● DIRECTIONS:
Retrieve every line of the data holding the word "title".
INPUT MATERIAL below:
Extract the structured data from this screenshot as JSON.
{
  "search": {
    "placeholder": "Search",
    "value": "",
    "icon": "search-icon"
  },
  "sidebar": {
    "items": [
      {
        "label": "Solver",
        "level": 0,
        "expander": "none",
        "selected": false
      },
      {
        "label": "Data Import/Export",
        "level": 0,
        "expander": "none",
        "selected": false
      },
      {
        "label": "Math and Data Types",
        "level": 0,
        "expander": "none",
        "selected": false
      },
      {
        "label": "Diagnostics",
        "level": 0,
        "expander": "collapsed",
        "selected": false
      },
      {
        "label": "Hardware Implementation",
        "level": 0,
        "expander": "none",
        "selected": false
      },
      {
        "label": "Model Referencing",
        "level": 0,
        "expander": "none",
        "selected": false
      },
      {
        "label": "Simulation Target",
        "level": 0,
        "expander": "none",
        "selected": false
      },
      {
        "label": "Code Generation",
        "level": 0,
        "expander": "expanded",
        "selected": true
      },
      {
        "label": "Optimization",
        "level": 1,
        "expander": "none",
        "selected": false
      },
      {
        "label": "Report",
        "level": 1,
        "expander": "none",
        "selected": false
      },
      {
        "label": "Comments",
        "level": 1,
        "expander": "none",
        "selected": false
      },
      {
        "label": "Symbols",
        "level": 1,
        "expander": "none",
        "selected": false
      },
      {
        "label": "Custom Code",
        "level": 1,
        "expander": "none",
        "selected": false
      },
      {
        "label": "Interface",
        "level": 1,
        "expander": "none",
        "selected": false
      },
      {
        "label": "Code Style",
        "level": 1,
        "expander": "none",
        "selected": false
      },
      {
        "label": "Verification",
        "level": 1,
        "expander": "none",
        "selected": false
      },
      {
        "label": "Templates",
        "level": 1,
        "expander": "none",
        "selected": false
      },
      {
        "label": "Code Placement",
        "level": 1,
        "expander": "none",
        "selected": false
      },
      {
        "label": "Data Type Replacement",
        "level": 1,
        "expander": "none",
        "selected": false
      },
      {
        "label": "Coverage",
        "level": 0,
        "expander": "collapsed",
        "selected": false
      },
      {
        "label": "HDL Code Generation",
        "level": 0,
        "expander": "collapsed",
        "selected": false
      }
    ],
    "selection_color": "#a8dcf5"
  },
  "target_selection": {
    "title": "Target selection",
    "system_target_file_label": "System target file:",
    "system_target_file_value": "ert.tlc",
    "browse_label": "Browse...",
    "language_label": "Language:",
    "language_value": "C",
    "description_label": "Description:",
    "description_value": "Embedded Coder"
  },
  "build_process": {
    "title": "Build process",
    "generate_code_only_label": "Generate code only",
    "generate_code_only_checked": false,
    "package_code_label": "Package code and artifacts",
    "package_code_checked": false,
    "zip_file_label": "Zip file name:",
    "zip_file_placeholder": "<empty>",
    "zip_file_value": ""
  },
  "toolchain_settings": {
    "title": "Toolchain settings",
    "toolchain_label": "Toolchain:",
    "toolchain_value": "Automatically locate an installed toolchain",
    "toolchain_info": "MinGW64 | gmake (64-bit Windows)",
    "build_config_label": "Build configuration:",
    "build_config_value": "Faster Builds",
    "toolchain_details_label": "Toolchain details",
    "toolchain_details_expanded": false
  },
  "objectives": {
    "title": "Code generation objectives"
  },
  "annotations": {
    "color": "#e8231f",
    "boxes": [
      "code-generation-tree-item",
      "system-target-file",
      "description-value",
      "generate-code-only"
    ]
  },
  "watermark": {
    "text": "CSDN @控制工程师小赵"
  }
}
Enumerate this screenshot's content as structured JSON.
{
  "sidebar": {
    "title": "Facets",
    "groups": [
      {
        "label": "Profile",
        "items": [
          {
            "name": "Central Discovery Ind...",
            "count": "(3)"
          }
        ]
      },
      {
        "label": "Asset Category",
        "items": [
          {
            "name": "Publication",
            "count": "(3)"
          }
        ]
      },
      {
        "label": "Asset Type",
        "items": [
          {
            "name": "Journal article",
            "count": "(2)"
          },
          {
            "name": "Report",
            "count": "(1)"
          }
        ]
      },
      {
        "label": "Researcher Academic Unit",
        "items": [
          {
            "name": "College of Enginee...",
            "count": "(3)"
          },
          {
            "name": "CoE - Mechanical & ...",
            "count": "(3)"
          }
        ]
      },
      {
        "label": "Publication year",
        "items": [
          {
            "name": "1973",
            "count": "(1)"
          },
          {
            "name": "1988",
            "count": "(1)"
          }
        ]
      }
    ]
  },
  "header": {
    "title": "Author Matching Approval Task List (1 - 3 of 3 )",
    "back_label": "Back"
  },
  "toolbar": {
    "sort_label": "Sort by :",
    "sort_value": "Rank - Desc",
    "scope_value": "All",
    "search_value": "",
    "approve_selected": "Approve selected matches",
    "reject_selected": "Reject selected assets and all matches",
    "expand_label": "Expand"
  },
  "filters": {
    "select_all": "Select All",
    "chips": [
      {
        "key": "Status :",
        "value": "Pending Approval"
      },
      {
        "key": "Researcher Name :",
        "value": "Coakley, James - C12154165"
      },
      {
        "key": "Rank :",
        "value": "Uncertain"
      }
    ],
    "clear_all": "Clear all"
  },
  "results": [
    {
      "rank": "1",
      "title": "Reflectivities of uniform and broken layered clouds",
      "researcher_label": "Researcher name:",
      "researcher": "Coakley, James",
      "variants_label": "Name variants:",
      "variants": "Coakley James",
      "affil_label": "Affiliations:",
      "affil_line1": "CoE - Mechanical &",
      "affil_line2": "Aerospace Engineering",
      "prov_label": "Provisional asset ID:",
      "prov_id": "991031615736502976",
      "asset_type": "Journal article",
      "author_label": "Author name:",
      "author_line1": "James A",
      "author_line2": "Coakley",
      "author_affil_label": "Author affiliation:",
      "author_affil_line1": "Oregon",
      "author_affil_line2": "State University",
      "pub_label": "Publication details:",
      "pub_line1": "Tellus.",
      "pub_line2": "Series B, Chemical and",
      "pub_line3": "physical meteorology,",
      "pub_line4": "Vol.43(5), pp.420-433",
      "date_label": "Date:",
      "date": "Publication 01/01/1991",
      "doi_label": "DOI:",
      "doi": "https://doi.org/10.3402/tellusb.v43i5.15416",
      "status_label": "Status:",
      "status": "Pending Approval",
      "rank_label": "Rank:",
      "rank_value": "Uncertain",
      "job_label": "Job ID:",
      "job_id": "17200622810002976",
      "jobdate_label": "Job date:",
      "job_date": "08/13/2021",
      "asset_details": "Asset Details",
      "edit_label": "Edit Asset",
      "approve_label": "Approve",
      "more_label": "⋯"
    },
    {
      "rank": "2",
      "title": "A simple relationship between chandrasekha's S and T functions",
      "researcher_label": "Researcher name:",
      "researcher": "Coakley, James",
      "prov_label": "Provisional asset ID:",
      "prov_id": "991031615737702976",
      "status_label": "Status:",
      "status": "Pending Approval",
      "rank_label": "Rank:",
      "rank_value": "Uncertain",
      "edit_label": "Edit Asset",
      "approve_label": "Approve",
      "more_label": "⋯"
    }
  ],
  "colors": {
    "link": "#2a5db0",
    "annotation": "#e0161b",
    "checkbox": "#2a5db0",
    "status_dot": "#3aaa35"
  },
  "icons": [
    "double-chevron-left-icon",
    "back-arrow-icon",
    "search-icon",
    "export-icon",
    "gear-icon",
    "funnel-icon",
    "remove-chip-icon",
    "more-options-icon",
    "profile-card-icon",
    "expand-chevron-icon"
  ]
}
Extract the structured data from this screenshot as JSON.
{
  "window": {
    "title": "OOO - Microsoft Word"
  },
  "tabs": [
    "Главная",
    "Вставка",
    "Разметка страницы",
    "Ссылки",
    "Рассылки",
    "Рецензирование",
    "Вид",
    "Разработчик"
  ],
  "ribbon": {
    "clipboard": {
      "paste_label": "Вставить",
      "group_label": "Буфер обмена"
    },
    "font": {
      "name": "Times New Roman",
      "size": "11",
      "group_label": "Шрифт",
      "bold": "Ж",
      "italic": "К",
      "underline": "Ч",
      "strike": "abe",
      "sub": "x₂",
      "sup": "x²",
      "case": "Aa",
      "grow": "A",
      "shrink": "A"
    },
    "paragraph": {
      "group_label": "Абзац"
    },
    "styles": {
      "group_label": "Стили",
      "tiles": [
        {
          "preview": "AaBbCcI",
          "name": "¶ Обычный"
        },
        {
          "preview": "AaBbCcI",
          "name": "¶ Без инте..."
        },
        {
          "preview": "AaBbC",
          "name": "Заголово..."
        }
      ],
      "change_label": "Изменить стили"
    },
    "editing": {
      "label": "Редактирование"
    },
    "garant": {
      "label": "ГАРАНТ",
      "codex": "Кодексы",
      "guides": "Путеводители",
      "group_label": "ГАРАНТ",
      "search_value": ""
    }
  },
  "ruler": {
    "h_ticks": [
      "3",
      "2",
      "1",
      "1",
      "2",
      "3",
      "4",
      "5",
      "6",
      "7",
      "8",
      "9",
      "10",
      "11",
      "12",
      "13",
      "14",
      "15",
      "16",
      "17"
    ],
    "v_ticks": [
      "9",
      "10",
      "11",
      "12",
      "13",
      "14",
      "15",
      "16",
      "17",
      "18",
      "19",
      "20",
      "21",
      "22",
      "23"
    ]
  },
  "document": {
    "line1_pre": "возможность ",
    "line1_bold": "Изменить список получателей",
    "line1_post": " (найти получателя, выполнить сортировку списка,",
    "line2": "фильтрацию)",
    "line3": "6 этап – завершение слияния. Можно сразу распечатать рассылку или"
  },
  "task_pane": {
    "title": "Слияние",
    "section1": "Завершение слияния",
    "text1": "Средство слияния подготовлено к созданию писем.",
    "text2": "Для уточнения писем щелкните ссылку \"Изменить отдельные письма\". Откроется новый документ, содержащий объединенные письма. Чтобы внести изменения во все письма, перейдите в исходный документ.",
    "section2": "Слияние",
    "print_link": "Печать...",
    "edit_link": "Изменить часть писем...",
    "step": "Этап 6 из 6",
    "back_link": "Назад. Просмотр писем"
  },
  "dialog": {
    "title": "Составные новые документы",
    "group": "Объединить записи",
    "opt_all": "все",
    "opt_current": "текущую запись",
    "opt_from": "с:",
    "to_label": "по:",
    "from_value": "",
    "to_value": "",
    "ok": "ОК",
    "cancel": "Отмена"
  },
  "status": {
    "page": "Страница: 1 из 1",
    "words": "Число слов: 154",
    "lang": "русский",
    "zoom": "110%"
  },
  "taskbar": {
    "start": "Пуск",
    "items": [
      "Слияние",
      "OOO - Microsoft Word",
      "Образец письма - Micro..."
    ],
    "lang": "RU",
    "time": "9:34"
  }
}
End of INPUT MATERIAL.
● ANSWER FOR THIS EXERCISE:
    "title": "Target selection",
    "title": "Build process",
    "title": "Toolchain settings",
    "title": "Code generation objectives"
    "title": "Facets",
    "title": "Author Matching Approval Task List (1 - 3 of 3 )",
      "title": "Reflectivities of uniform and broken layered clouds",
      "title": "A simple relationship between chandrasekha's S and T functions",
    "title": "OOO - Microsoft Word"
    "title": "Слияние",
    "title": "Составные новые документы",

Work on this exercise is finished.